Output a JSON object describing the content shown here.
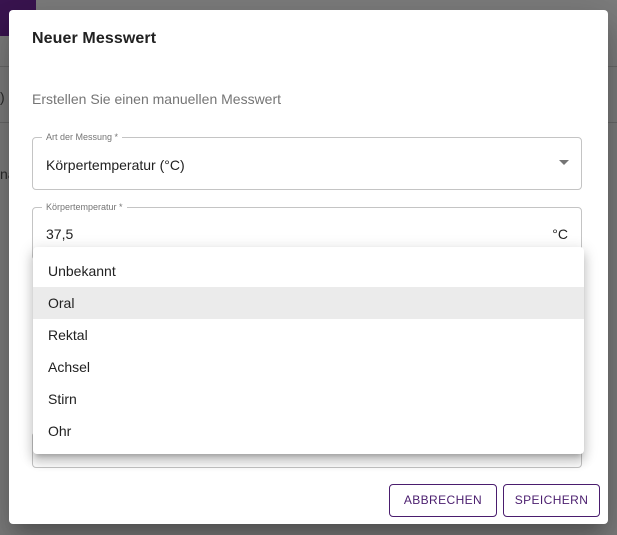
{
  "dialog": {
    "title": "Neuer Messwert",
    "subtitle": "Erstellen Sie einen manuellen Messwert"
  },
  "measurement_type": {
    "label": "Art der Messung *",
    "value": "Körpertemperatur (°C)"
  },
  "temperature": {
    "label": "Körpertemperatur *",
    "value": "37,5",
    "unit": "°C"
  },
  "dropdown": {
    "selected": "Oral",
    "options": [
      "Unbekannt",
      "Oral",
      "Rektal",
      "Achsel",
      "Stirn",
      "Ohr"
    ]
  },
  "actions": {
    "cancel_label": "ABBRECHEN",
    "save_label": "SPEICHERN"
  },
  "background": {
    "fragment_1": ")",
    "fragment_2": "na"
  },
  "colors": {
    "accent": "#4a1d6e",
    "selected_option": "#ebebeb"
  }
}
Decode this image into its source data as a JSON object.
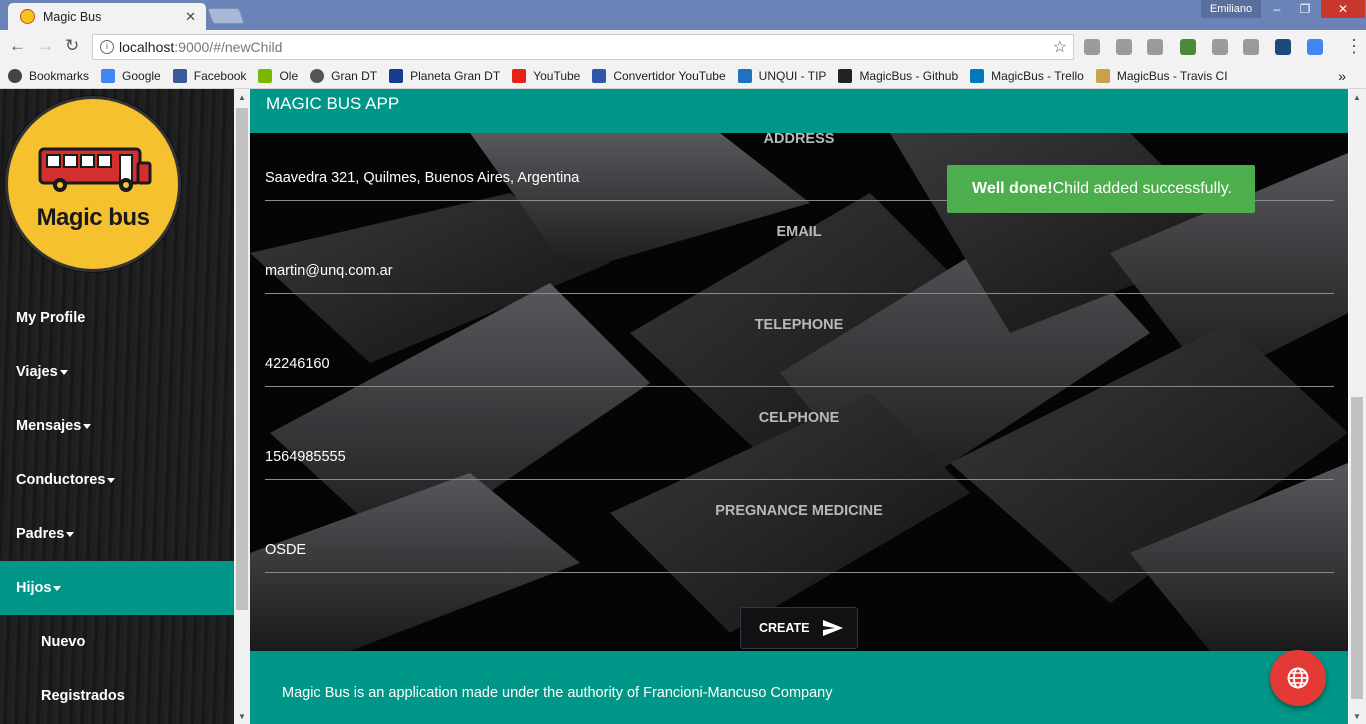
{
  "browser": {
    "tab_title": "Magic Bus",
    "tab_close": "✕",
    "user": "Emiliano",
    "url_host": "localhost",
    "url_path": ":9000/#/newChild",
    "bookmarks": [
      {
        "label": "Bookmarks",
        "icon": "star-icon",
        "color": "#444444"
      },
      {
        "label": "Google",
        "icon": "google-icon",
        "color": "#4285f4"
      },
      {
        "label": "Facebook",
        "icon": "facebook-icon",
        "color": "#3b5998"
      },
      {
        "label": "Ole",
        "icon": "ole-icon",
        "color": "#7ab800"
      },
      {
        "label": "Gran DT",
        "icon": "globe-icon",
        "color": "#555555"
      },
      {
        "label": "Planeta Gran DT",
        "icon": "dt-icon",
        "color": "#1a3c8c"
      },
      {
        "label": "YouTube",
        "icon": "youtube-icon",
        "color": "#e62117"
      },
      {
        "label": "Convertidor YouTube",
        "icon": "mp3-icon",
        "color": "#3355aa"
      },
      {
        "label": "UNQUI - TIP",
        "icon": "wiki-icon",
        "color": "#1e73be"
      },
      {
        "label": "MagicBus - Github",
        "icon": "github-icon",
        "color": "#222222"
      },
      {
        "label": "MagicBus - Trello",
        "icon": "trello-icon",
        "color": "#0079bf"
      },
      {
        "label": "MagicBus - Travis CI",
        "icon": "travis-icon",
        "color": "#c8a24a"
      }
    ],
    "more_bookmarks": "»"
  },
  "sidebar": {
    "logo_text": "Magic bus",
    "items": [
      {
        "label": "My Profile",
        "caret": false,
        "active": false
      },
      {
        "label": "Viajes",
        "caret": true,
        "active": false
      },
      {
        "label": "Mensajes",
        "caret": true,
        "active": false
      },
      {
        "label": "Conductores",
        "caret": true,
        "active": false
      },
      {
        "label": "Padres",
        "caret": true,
        "active": false
      },
      {
        "label": "Hijos",
        "caret": true,
        "active": true
      }
    ],
    "subitems": [
      "Nuevo",
      "Registrados"
    ]
  },
  "header": {
    "title": "MAGIC BUS APP"
  },
  "form": {
    "fields": [
      {
        "label": "ADDRESS",
        "value": "Saavedra 321, Quilmes, Buenos Aires, Argentina"
      },
      {
        "label": "EMAIL",
        "value": "martin@unq.com.ar"
      },
      {
        "label": "TELEPHONE",
        "value": "42246160"
      },
      {
        "label": "CELPHONE",
        "value": "1564985555"
      },
      {
        "label": "PREGNANCE MEDICINE",
        "value": "OSDE"
      }
    ],
    "create_label": "CREATE"
  },
  "toast": {
    "strong": "Well done!",
    "message": "Child added successfully."
  },
  "footer": {
    "text": "Magic Bus is an application made under the authority of Francioni-Mancuso Company"
  },
  "colors": {
    "accent": "#009688",
    "toast": "#4cae4c",
    "fab": "#e53935"
  }
}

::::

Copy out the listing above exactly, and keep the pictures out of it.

RESULT FOR THIS TASK —
Output a JSON object describing the content shown here.
{
  "dialog": {
    "title": "Neuer Messwert",
    "subtitle": "Erstellen Sie einen manuellen Messwert"
  },
  "measurement_type": {
    "label": "Art der Messung *",
    "value": "Körpertemperatur (°C)"
  },
  "temperature": {
    "label": "Körpertemperatur *",
    "value": "37,5",
    "unit": "°C"
  },
  "dropdown": {
    "selected": "Oral",
    "options": [
      "Unbekannt",
      "Oral",
      "Rektal",
      "Achsel",
      "Stirn",
      "Ohr"
    ]
  },
  "actions": {
    "cancel_label": "ABBRECHEN",
    "save_label": "SPEICHERN"
  },
  "background": {
    "fragment_1": ")",
    "fragment_2": "na"
  },
  "colors": {
    "accent": "#4a1d6e",
    "selected_option": "#ebebeb"
  }
}
Decode this image into its source data as a JSON object.
{
  "browser": {
    "tab_title": "Magic Bus",
    "tab_close": "✕",
    "user": "Emiliano",
    "url_host": "localhost",
    "url_path": ":9000/#/newChild",
    "bookmarks": [
      {
        "label": "Bookmarks",
        "icon": "star-icon",
        "color": "#444444"
      },
      {
        "label": "Google",
        "icon": "google-icon",
        "color": "#4285f4"
      },
      {
        "label": "Facebook",
        "icon": "facebook-icon",
        "color": "#3b5998"
      },
      {
        "label": "Ole",
        "icon": "ole-icon",
        "color": "#7ab800"
      },
      {
        "label": "Gran DT",
        "icon": "globe-icon",
        "color": "#555555"
      },
      {
        "label": "Planeta Gran DT",
        "icon": "dt-icon",
        "color": "#1a3c8c"
      },
      {
        "label": "YouTube",
        "icon": "youtube-icon",
        "color": "#e62117"
      },
      {
        "label": "Convertidor YouTube",
        "icon": "mp3-icon",
        "color": "#3355aa"
      },
      {
        "label": "UNQUI - TIP",
        "icon": "wiki-icon",
        "color": "#1e73be"
      },
      {
        "label": "MagicBus - Github",
        "icon": "github-icon",
        "color": "#222222"
      },
      {
        "label": "MagicBus - Trello",
        "icon": "trello-icon",
        "color": "#0079bf"
      },
      {
        "label": "MagicBus - Travis CI",
        "icon": "travis-icon",
        "color": "#c8a24a"
      }
    ],
    "more_bookmarks": "»"
  },
  "sidebar": {
    "logo_text": "Magic bus",
    "items": [
      {
        "label": "My Profile",
        "caret": false,
        "active": false
      },
      {
        "label": "Viajes",
        "caret": true,
        "active": false
      },
      {
        "label": "Mensajes",
        "caret": true,
        "active": false
      },
      {
        "label": "Conductores",
        "caret": true,
        "active": false
      },
      {
        "label": "Padres",
        "caret": true,
        "active": false
      },
      {
        "label": "Hijos",
        "caret": true,
        "active": true
      }
    ],
    "subitems": [
      "Nuevo",
      "Registrados"
    ]
  },
  "header": {
    "title": "MAGIC BUS APP"
  },
  "form": {
    "fields": [
      {
        "label": "ADDRESS",
        "value": "Saavedra 321, Quilmes, Buenos Aires, Argentina"
      },
      {
        "label": "EMAIL",
        "value": "martin@unq.com.ar"
      },
      {
        "label": "TELEPHONE",
        "value": "42246160"
      },
      {
        "label": "CELPHONE",
        "value": "1564985555"
      },
      {
        "label": "PREGNANCE MEDICINE",
        "value": "OSDE"
      }
    ],
    "create_label": "CREATE"
  },
  "toast": {
    "strong": "Well done!",
    "message": "Child added successfully."
  },
  "footer": {
    "text": "Magic Bus is an application made under the authority of Francioni-Mancuso Company"
  },
  "colors": {
    "accent": "#009688",
    "toast": "#4cae4c",
    "fab": "#e53935"
  }
}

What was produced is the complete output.